__WHAT THE TASK REQUIRES__:
Look through the lines below and extract each one that contains "label".

__ENTRIES SUPPLIED__:
***

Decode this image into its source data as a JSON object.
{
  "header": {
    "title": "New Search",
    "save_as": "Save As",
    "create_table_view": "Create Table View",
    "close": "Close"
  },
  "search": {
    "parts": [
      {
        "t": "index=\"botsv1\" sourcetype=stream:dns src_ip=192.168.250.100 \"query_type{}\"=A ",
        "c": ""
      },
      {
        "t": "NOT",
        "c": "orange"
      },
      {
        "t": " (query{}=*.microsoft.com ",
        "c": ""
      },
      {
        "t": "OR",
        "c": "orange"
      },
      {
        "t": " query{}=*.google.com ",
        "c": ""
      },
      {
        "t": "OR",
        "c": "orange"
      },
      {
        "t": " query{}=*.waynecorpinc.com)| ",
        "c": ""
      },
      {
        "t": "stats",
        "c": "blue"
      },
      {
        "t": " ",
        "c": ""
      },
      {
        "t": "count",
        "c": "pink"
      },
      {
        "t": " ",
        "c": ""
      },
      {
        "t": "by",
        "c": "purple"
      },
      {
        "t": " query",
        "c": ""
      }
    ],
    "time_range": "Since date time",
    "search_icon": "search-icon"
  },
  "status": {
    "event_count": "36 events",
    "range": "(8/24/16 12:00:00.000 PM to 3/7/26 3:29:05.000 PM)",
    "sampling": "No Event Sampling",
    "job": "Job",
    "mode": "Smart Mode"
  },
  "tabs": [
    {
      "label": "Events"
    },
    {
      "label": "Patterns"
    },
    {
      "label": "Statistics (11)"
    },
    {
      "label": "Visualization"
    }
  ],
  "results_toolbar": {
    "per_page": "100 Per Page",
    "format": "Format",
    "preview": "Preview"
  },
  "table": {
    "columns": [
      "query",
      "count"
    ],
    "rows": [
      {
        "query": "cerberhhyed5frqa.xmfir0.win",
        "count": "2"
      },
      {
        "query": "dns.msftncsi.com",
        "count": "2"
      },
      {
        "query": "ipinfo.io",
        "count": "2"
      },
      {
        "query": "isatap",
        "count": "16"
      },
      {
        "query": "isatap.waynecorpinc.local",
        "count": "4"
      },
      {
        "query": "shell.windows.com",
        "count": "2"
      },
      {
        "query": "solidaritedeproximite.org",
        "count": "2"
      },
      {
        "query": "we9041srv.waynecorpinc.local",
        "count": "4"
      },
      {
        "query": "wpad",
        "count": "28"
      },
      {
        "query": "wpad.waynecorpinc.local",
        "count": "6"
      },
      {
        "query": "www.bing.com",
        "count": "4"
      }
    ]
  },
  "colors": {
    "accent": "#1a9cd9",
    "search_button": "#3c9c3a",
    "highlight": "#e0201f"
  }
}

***

__TASK RESPONSE__:
      "label": "Events"
      "label": "Patterns"
      "label": "Statistics (11)"
      "label": "Visualization"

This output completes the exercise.